Weekend Fischer at Heart, Mind, Soul and Strength: Vladimir Lossky, Eusebius the Historian, A.J. Heschel, Lao Tzu, Ambrose Bierce.
1 So that everyone would have an equal number of “votes,” lists with more than five authors were limited to the five that seemed to be primary; the remaining selections are identified as “supplemental.”
UPDATE: Since responses continue to come in (at least 90 now), here is a list of all writers who have recieved at least two votes. Unlike the “Top 10,” I will keep this up to date (+# indicates supplemental votes):

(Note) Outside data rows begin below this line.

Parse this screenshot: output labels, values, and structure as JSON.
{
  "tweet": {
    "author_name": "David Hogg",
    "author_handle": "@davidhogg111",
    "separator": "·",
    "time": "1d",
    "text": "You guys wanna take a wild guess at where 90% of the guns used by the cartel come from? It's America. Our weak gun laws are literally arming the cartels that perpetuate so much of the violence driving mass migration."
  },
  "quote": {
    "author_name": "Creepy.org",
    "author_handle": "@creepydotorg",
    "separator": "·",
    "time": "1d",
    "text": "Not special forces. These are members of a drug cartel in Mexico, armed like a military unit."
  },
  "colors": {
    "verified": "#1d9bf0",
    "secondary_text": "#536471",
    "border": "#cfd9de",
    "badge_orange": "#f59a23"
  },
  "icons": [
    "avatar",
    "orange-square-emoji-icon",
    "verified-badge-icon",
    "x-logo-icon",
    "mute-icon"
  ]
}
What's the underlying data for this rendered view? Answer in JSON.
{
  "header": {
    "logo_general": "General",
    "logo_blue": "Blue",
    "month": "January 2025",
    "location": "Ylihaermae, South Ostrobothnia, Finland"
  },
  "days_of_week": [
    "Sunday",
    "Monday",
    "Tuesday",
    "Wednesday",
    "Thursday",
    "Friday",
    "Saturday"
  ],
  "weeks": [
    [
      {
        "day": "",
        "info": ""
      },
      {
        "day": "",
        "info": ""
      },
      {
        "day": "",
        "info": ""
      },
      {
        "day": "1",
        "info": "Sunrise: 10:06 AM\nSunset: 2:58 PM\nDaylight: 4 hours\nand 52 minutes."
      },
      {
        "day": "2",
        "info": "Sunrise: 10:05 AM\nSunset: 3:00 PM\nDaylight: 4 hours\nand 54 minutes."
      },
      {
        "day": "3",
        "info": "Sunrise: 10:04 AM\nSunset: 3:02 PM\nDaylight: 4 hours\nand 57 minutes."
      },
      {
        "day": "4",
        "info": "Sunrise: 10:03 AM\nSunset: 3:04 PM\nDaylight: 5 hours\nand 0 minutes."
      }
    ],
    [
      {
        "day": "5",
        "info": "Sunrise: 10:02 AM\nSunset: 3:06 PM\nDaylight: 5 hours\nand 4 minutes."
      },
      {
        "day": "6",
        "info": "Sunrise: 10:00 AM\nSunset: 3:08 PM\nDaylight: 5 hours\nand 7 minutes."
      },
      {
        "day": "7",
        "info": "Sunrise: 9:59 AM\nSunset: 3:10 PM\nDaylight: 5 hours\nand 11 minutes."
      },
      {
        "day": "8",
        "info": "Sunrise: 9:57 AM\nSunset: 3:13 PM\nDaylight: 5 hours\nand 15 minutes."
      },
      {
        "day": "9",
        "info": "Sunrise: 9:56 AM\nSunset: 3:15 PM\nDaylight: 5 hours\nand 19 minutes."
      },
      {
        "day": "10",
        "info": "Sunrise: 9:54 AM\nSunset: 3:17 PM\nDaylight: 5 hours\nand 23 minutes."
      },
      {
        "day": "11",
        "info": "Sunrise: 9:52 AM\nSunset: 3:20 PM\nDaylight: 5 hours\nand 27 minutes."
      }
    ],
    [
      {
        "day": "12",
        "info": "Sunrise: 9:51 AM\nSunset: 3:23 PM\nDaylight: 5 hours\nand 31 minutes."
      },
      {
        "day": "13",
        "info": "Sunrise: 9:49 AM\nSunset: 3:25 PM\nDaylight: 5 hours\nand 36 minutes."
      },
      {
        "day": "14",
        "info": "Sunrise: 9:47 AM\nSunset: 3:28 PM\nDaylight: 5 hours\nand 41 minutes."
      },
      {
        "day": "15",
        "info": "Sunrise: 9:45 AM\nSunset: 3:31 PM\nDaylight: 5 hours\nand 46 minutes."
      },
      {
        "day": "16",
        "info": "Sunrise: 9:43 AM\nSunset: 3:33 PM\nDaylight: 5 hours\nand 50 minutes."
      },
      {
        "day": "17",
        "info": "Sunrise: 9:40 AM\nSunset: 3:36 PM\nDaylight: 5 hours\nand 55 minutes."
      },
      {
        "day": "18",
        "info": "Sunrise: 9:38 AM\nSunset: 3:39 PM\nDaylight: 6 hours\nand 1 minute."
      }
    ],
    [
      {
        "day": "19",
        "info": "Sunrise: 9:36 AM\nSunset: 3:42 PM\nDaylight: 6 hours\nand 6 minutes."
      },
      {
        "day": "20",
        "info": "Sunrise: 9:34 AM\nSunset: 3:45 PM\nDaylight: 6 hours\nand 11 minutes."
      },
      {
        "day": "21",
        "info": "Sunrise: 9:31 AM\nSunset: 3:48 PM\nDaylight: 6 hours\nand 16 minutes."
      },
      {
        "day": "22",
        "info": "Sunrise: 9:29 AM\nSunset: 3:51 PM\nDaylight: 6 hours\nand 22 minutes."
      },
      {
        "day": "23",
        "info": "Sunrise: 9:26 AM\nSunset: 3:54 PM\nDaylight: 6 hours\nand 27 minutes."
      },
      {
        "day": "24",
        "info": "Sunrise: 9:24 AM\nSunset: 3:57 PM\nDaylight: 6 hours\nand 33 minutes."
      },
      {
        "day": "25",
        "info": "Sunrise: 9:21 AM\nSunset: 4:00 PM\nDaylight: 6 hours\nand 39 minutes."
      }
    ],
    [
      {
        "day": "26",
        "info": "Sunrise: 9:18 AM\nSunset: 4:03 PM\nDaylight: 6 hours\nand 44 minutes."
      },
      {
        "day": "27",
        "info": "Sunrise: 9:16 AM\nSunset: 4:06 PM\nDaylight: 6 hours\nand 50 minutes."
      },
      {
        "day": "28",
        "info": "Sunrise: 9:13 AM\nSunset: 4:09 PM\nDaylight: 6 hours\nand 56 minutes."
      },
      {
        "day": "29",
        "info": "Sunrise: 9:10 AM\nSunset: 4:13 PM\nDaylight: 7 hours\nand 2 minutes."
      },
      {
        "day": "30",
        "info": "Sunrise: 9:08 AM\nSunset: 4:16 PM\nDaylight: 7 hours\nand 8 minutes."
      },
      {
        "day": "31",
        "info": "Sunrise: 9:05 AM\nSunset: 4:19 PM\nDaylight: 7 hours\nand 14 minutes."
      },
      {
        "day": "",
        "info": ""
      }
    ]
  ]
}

N.T. Wright (18+6), Walter Brueggemann (10+1), James D.G. Dunn (8), Gordon Fee (2, and 6 with Douglas Stuart), Peter Enns (7), Richard B. Hays (7), C.S. Lewis (6+2), E.P. Sanders (6), Bart Ehrman (5, and 1 with Bruce Metzger), James Kugel (5+1), Robert Alter (5+1), Jon D. Levenson (5),Richard Bauckham (4+2), Rudolf Bultmann (4+1), Bruce Malina (4 with Richard Rohrbaugh), Karl Barth (3+3), Kenton Sparks (3+1), Kenneth Bailey (3), John Barton (3), Rob Bell (3), John Calvin (3), Frank Moore Cross (3), William Dever (3), Walter Wink (2+2), Michael Fishbane (2+1), Elizabeth Schussler Fiorenza (2+1), Abraham Joshua Heschel (2+1), George Eldon Ladd (2+1), Eugene Peterson (2+1), Gerhard von Rad (2+1), William Barclay (2), Herman Bavinck (2), the Bible itself (2), Margaret Barker (2), James Barr (2), Dietrich Bonhoeffer (2), Daniel Boyarin (2), Martin Buber (2), Charles Dickens (2), Walther Eichrodt (2),Michael V. Fox (2), Richard Eliott Friedman (2), Terence E. Fretheim (2), John Goldingay (2), Michael Horton (2), Hans Küng (2), Bernard Levenson (2), Dale Martin (2), Christo van der Merwe (2), Bruce Metzger (1, and with Bart Ehrman 1), William Mounce (2), John Piper (2), Plato (2), James B. Pritchard (2), E. Randolph Richards (2), John A.T. Robinson (2), Albert Schweitzer (2), Shakespeare (2), Mark S. Smith (2+1), John Shelby Spong (2), Paul Tillich (2), Geerhardus Vos (2), Gerd Theissen (1, and 1 with Annette Merz), D.A. Carson (1+1 and 1 with John D. Woodbridge), John Ashton (1+1), Aristotle (1+1), Augustine (1+1), F.F. Bruce (1+1), David Carr (1+1), Brevard S. Childs (1+1), Hermann Gunkel (1+1), Larry Hurtado (1+1), Toni Morrison (1+1), The Septuagint (1+1), Francis Schaeffer (1+1), Moises Silva (1+1), Anthony Thiselton (1+1), Christopher Wright (1+1), Raymond Brown (0+2), Mark Nanos (0+2), Phyllis Trible (0+2).